Despite this, the Railways are expected to earn Rs 52,700 crore from goods traffic in 2008-09 over the revised estimate of Rs 47,743 crore in 2007-08, an increase of 10.38%. This is, however, slower than the nominal growth rate of GDP for 2008-09, which is expected to be 13%.
The Railways has also decided to spend Rs 75,000 crore in the next seven years on its bluechip programme of high-density corridors and other line expansion programmes. But there is no allocation for these in this years budget.
According to the minister, goods traffic is estimated to increase 60 million tonne over the revised estimates of 790 million tonnes for the current fiscal. Prasad said the target was 310 million tonnes of additional freight loading in the next three years, including a target to achieve 300 mt traffic for ports and 200 mt for steel, both by 2012.
That apart, the minister said barring a few light commodities, the highest rate would not be more than double the lowest rate. It has also been proposed that commodities that are not covered in goods tariff will be charged at a composite rate and not at the highest class rate as being done at present. The move is expected to increase freight basket of various commodities and attract piecemeal traffic.
Interestingly, freight rates, which were brought down last year, were revised upward throughout the year. The railway ministry issued as many as 11 circulars raising freight rates after the Budget was tabled in Parliament last year.

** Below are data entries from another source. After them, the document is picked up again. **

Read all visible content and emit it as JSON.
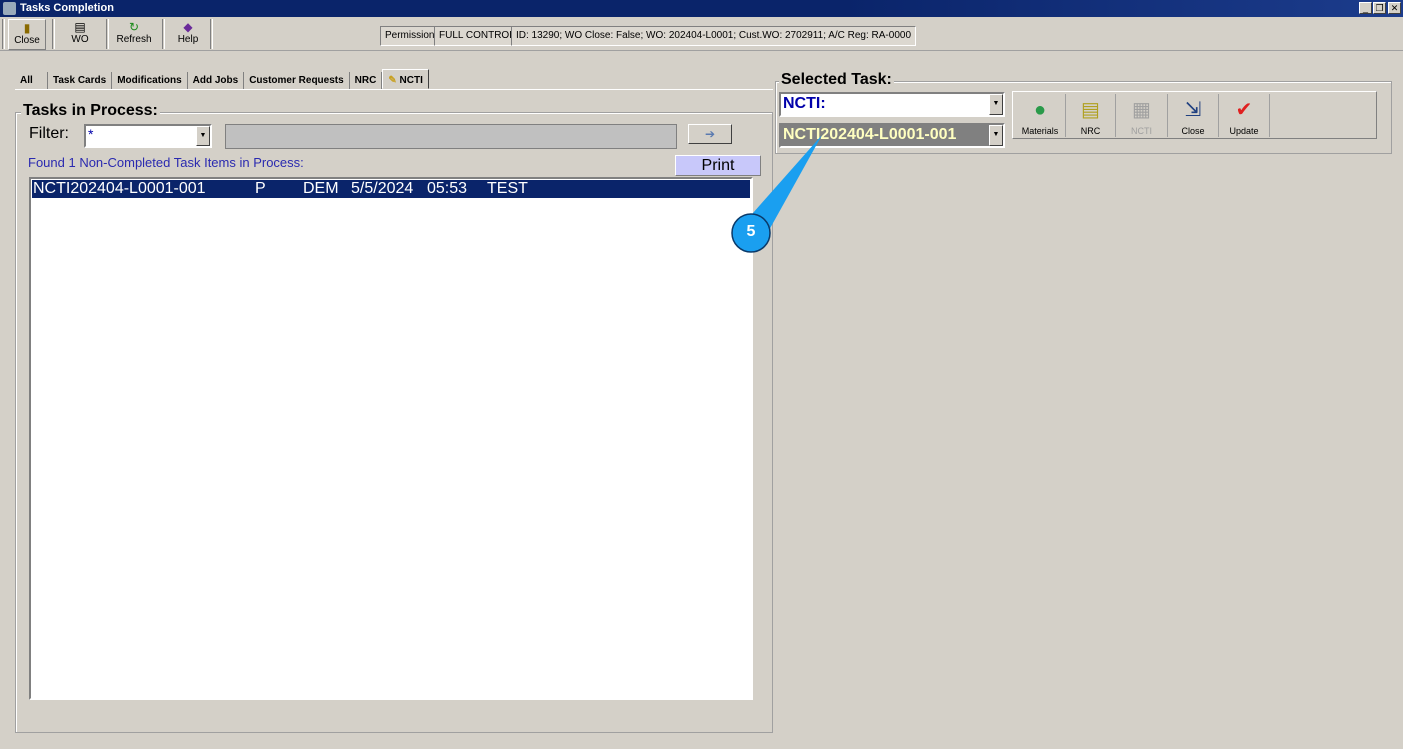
{
  "window": {
    "title": "Tasks Completion"
  },
  "toolbar": {
    "close": "Close",
    "wo": "WO",
    "refresh": "Refresh",
    "help": "Help",
    "permission_label": "Permission:",
    "permission_value": "FULL CONTROL",
    "info": "ID: 13290; WO Close: False; WO: 202404-L0001; Cust.WO: 2702911; A/C Reg: RA-0000"
  },
  "tabs": [
    "All",
    "Task Cards",
    "Modifications",
    "Add Jobs",
    "Customer Requests",
    "NRC",
    "NCTI"
  ],
  "left": {
    "title": "Tasks in Process:",
    "filter_label": "Filter:",
    "filter_value": "*",
    "found": "Found 1 Non-Completed Task Items in Process:",
    "print": "Print",
    "rows": [
      {
        "id": "NCTI202404-L0001-001",
        "status": "P",
        "user": "DEM",
        "date": "5/5/2024",
        "time": "05:53",
        "note": "TEST"
      }
    ]
  },
  "right": {
    "title": "Selected Task:",
    "type_value": "NCTI:",
    "task_value": "NCTI202404-L0001-001",
    "buttons": {
      "materials": "Materials",
      "nrc": "NRC",
      "ncti": "NCTI",
      "close": "Close",
      "update": "Update"
    }
  },
  "annotation": {
    "number": "5",
    "color": "#1a9ff0"
  }
}
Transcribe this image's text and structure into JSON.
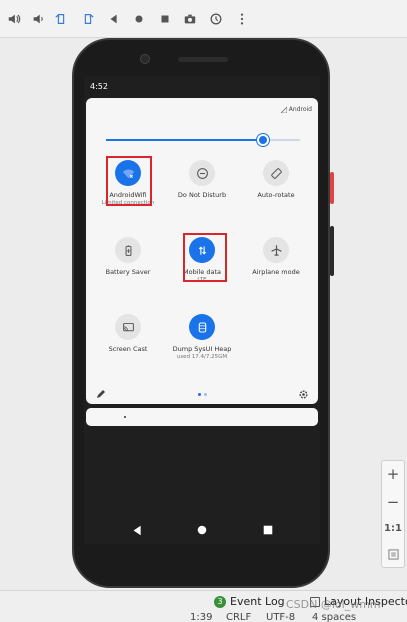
{
  "status_bar": {
    "time": "4:52"
  },
  "quick_settings": {
    "carrier": "Android",
    "brightness_fraction": 0.81,
    "tiles": [
      {
        "label": "AndroidWifi",
        "sub": "Limited connection",
        "on": true,
        "icon": "wifi-icon"
      },
      {
        "label": "Do Not Disturb",
        "sub": "",
        "on": false,
        "icon": "do-not-disturb-icon"
      },
      {
        "label": "Auto-rotate",
        "sub": "",
        "on": false,
        "icon": "auto-rotate-icon"
      },
      {
        "label": "Battery Saver",
        "sub": "",
        "on": false,
        "icon": "battery-icon"
      },
      {
        "label": "Mobile data",
        "sub": "LTE",
        "on": true,
        "icon": "mobile-data-icon"
      },
      {
        "label": "Airplane mode",
        "sub": "",
        "on": false,
        "icon": "airplane-icon"
      },
      {
        "label": "Screen Cast",
        "sub": "",
        "on": false,
        "icon": "cast-icon"
      },
      {
        "label": "Dump SysUI Heap",
        "sub": "used 17.4/7.25GM",
        "on": true,
        "icon": "heap-icon"
      }
    ]
  },
  "zoom_panel": {
    "zoom_in": "+",
    "zoom_out": "−",
    "actual_size": "1:1"
  },
  "ide": {
    "event_log_badge": "3",
    "event_log": "Event Log",
    "layout_inspector": "Layout Inspecto",
    "line_col": "1:39",
    "line_sep": "CRLF",
    "encoding": "UTF-8",
    "indent": "4 spaces"
  },
  "watermark": "CSDN @lol_wmm",
  "colors": {
    "accent": "#1a73e8",
    "highlight": "#d9262b"
  }
}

An analysis by FE shows that the railways levied a busy season surcharge of 4-7% during its peak transportation season on commodities such as iron ore, coke and coal. Last years Rail Budget initially proposed a congestion surcharge of 21% on all iron ore traffic to the sidings and goods sheds serving ports. This was subsequently raised to 35% and then to 60% via circulars. A similar congestions surcharge of 20% was levied on traffic to Pakistan and Bangladesh via another circular.